Montreal fest spotlights auteurs
Steve Buscemi to event to support 'Handsome Harry'MONTREAL -- The Festival du Nouveau Cinema in Montreal has a reputation as a Canadian festival that allows auteur directors to seize the spotlight weeks after the Toronto International Film Festival has wrapped and rolled up its red carpet for Hollywood A-listers.
"We all got our start here. It wasn't always about business," New York-based filmmaker Bette Gordon says of fellow indie veterans like Wim Wenders, Atom Egoyan, Jim Jarmusch and Peter Greenaway who have long shown their work at FNC.
Gordon has brought her latest film, "Handsome Harry," and its all-star cast that includes Jamey Sheridan, Steve Buscemi and Aidan Quinn, to Montreal for another festival screening before Mark Urman's new distribution outfit Paladin releases the picture in early 2010.
In a recession-conscious decision, Gordon opted to debut her low-budget friendship drama about ex-Vietnam vets at Tribeca rather than Toronto so her entire New York-based cast could attend the premiere.
"It was the right decision for me to make. Every actor was on the stage," Gordon recalled of the Tribeca launch.
Another discovery title in Montreal is French documentarian Lea Rinaldi's "Behind Jim Jarmusch," a portrait of Jarmusch at work on the set of his latest film "The Limits of Control" in Seville, Spain.
Jarmusch gave Rinaldi creative carte blanche, but also no movie script or shooting schedule on set. So the French filmmaker remained in the dark as she completed her rear-guard portrait of the indie pioneer directing Tilda Swinton, Bill Murray and Jarmusch favorite Isaach de Bankole.
"I followed him, but I didn't know what was happening, how long each scene would take to prepare and shoot.

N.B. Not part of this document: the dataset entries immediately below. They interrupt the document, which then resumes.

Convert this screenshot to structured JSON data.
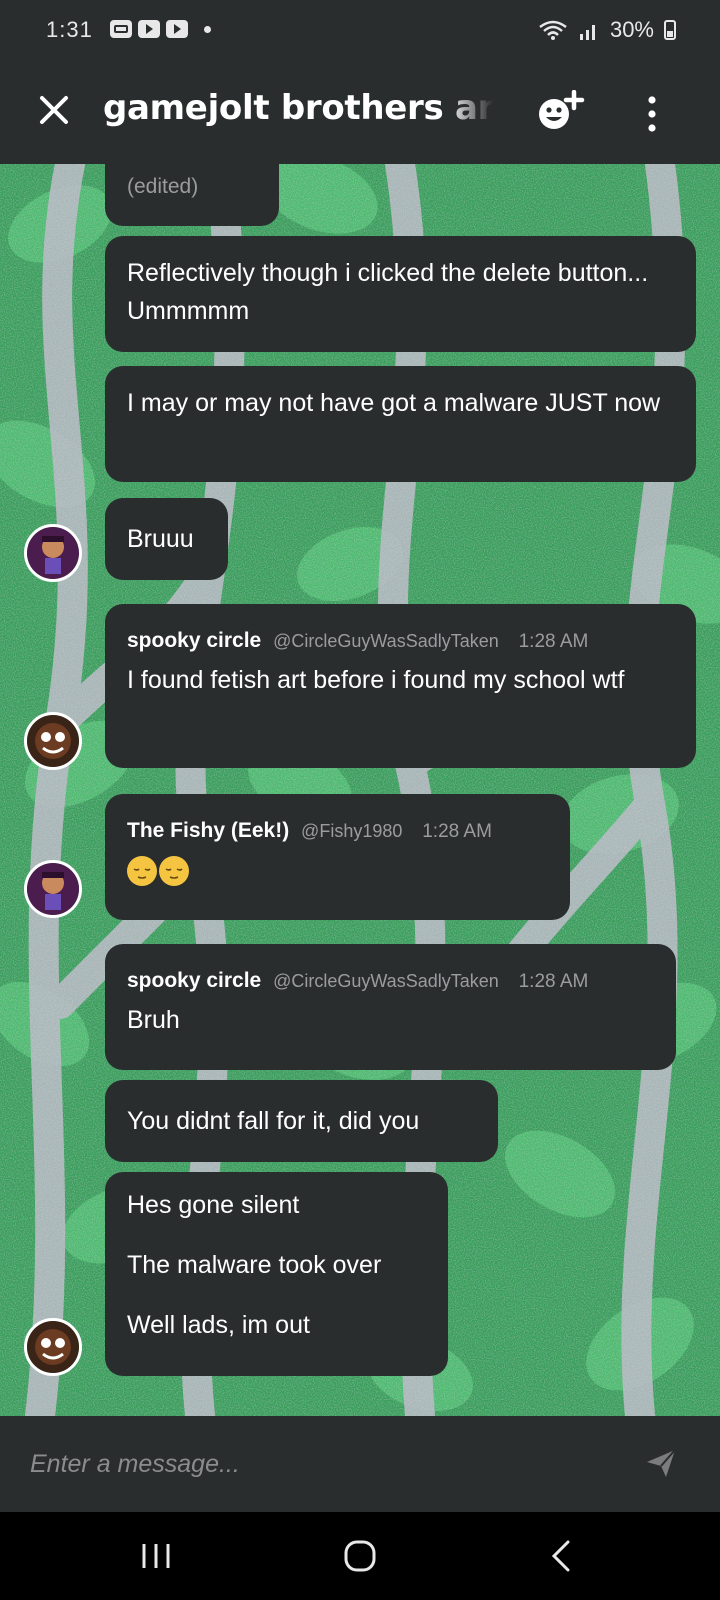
{
  "status_bar": {
    "time": "1:31",
    "battery": "30%",
    "icons": [
      "gallery-icon",
      "youtube-icon",
      "youtube-icon",
      "dot-icon",
      "wifi-icon",
      "signal-icon",
      "battery-icon"
    ]
  },
  "header": {
    "title": "gamejolt brothers and sisters",
    "close_icon": "close-icon",
    "emoji_add_icon": "add-reaction-icon",
    "more_icon": "more-vertical-icon"
  },
  "colors": {
    "bar_bg": "#2a2d2e",
    "bubble_bg": "#2a2d2e",
    "chat_bg_green": "#3a9e5c",
    "muted_text": "#9a9c9e"
  },
  "messages": [
    {
      "edited_label": "(edited)"
    },
    {
      "text": "Reflectively though i clicked the delete button... Ummmmm"
    },
    {
      "text": "I may or may not have got a malware JUST now"
    },
    {
      "text": "Bruuu"
    },
    {
      "author": "spooky circle",
      "handle": "@CircleGuyWasSadlyTaken",
      "time": "1:28 AM",
      "text": "I found fetish art before i found my school wtf"
    },
    {
      "author": "The Fishy (Eek!)",
      "handle": "@Fishy1980",
      "time": "1:28 AM",
      "emoji": [
        "relieved-face-emoji",
        "relieved-face-emoji"
      ]
    },
    {
      "author": "spooky circle",
      "handle": "@CircleGuyWasSadlyTaken",
      "time": "1:28 AM",
      "text": "Bruh"
    },
    {
      "text": "You didnt fall for it, did you"
    },
    {
      "lines": [
        "Hes gone silent",
        "The malware took over",
        "Well lads, im out"
      ]
    }
  ],
  "composer": {
    "placeholder": "Enter a message...",
    "send_icon": "send-icon"
  },
  "nav": {
    "icons": [
      "recent-apps-icon",
      "home-icon",
      "back-icon"
    ]
  }
}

It was very intuitive," Rinaldi said of her own three-day shoot.
What she discovered was the importance of serendipitous craft as Jarmusch found images and details in what otherwise appears a plot-less, slow-paced avant garde drama.
"He (Jarmusch) doesn't like analysis of his work. He just wants to experiment," Rinaldi said.
Montreal also offered a second look at Quebec director Alexandre Franchi's "The Wild Hunt," which last month came away from Toronto with the juried best Canadian first feature award.
"We left Toronto on a high," Franchi says of flying largely under the radar at the Hollywood-dominated TIFF festival.
With the Toronto trophy in hand, Franchi looks ahead to possible international sales for his fantasy role-playing drama.
At the same time, as producer and director of the low-budget indie pic, Franchi also knows to downplay expectations during the current industry downturn.
Besides having no recognizable stars, "The Wild Hunt" also confounds by playing with genres. The film portrays ordinary people reenacting Medieval battles in the woods north of Montreal.
At first the role-playing games between battling Vikings and Celts recall "Braveheart" or "Lord of the Rings". But as the "larping" game comes to a climax, the film turns suddenly violent and gruesome, providing a sobering finale that thrills younger cinema-goers and shocks older ones, Franchi says of festival screenings so far.
"People regress and it's a free-for-all," the director says as reality and fantasy collide during the wild hunt's dramatic conclusion.
The Festival du Nouveau Cinema began Oct. 7 and runs through Oct. 18.